Complexities around fulfilling digital ad campaigns have worked to slow payment terms, but the latest moves from marketers and agencies will slow them down even further, according to Mr. Dolan. "Any time there's a sudden change in payment terms, it's always disruptive," he said.
Agency and media executives have both publicly and privately derided this strategy for crushing margins and rattling media companies. WPP Group Chief Executive Martin Sorrell said at last year's Cannes Lions festival that his companies aren't banks. "I don't think our purpose is banking … or extended payment terms or agreeing to supply payment terms in low-interest conditions," he said. '
Mr. Sorrell also pointed to the possible cascade effects this creates. "You're only as weak or as strong as your weakest link," he said. "And if there are people out there who are prepared to take those risks, then obviously it will compromise the whole industry."
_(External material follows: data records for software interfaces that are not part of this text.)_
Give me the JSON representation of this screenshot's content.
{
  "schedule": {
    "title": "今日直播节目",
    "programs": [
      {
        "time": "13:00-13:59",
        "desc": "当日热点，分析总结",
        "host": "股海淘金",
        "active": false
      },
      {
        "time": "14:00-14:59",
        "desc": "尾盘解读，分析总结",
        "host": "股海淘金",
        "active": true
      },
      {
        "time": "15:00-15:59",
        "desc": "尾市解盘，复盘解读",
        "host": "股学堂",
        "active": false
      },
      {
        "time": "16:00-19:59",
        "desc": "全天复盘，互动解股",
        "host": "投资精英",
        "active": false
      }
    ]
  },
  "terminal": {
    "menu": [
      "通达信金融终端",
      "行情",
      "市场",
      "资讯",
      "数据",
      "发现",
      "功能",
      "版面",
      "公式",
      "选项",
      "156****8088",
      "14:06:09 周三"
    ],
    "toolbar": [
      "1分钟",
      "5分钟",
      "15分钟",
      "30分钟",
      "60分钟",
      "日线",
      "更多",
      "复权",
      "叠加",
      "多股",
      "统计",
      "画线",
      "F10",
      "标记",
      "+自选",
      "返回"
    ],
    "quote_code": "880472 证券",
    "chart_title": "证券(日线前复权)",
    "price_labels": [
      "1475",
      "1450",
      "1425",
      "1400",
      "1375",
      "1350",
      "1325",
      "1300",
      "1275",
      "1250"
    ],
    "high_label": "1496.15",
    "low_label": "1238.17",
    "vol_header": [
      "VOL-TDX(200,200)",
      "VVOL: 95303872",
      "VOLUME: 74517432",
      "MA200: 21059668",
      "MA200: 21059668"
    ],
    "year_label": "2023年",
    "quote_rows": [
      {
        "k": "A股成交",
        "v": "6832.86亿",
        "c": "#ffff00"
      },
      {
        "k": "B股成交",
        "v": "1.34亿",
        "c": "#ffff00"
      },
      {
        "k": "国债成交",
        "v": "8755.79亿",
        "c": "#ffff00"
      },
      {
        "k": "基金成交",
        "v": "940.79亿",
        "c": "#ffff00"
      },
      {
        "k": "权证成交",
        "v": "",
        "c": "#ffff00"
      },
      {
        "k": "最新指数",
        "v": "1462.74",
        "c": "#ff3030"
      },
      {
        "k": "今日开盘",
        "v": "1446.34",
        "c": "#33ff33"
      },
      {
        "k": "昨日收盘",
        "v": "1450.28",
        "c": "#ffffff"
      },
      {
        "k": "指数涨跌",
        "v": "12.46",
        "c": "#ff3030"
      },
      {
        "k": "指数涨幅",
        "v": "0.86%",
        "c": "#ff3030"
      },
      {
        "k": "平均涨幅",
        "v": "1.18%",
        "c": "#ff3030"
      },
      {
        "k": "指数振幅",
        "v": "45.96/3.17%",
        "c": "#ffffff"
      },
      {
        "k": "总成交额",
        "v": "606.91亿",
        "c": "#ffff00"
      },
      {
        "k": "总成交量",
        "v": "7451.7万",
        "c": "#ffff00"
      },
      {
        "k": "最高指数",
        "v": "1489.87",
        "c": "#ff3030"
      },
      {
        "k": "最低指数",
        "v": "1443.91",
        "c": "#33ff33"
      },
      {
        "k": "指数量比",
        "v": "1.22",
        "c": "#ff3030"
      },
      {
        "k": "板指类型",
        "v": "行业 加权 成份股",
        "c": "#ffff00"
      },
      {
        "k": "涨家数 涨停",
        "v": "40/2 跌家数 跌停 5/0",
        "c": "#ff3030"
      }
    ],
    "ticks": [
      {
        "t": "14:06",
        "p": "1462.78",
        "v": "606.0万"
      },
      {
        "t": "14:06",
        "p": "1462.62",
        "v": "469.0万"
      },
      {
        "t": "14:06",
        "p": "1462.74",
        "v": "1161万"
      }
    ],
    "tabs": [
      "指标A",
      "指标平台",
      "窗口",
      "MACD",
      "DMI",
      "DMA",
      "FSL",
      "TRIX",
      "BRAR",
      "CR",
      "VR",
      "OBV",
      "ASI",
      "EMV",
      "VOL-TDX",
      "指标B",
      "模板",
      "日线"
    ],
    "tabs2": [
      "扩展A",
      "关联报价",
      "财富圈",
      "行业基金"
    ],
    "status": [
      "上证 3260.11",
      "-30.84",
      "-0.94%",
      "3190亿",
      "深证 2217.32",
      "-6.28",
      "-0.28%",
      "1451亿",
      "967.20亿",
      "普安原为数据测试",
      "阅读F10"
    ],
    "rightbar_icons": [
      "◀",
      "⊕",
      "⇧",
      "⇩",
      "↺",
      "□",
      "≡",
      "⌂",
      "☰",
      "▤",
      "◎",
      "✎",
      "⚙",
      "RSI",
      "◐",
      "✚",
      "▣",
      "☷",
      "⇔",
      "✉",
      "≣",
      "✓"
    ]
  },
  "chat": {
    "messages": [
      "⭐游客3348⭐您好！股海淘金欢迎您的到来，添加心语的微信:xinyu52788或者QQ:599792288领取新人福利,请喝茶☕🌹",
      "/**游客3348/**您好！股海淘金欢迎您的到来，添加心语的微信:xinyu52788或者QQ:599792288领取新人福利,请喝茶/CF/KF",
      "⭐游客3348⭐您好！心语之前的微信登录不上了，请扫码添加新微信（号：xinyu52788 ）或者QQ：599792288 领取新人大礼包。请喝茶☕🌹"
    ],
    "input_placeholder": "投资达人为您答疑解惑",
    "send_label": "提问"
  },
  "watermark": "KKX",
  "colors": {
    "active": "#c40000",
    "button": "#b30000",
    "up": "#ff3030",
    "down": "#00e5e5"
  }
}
Say's decision could have an outsize impact on some of those hundreds of sites in its network, many of which are effectively small businesses. They can, however, receive their payments earlier than 120 days -- for a price. Say has partnered with FastPay, which accelerates payments to 30, 60 or 90 days in exchange for a fee. Mr. Sanchez declined to name the fee, saying only that it was a percentage of the publishers' overall payment. All of Say's payments will now go through FastPay, he added.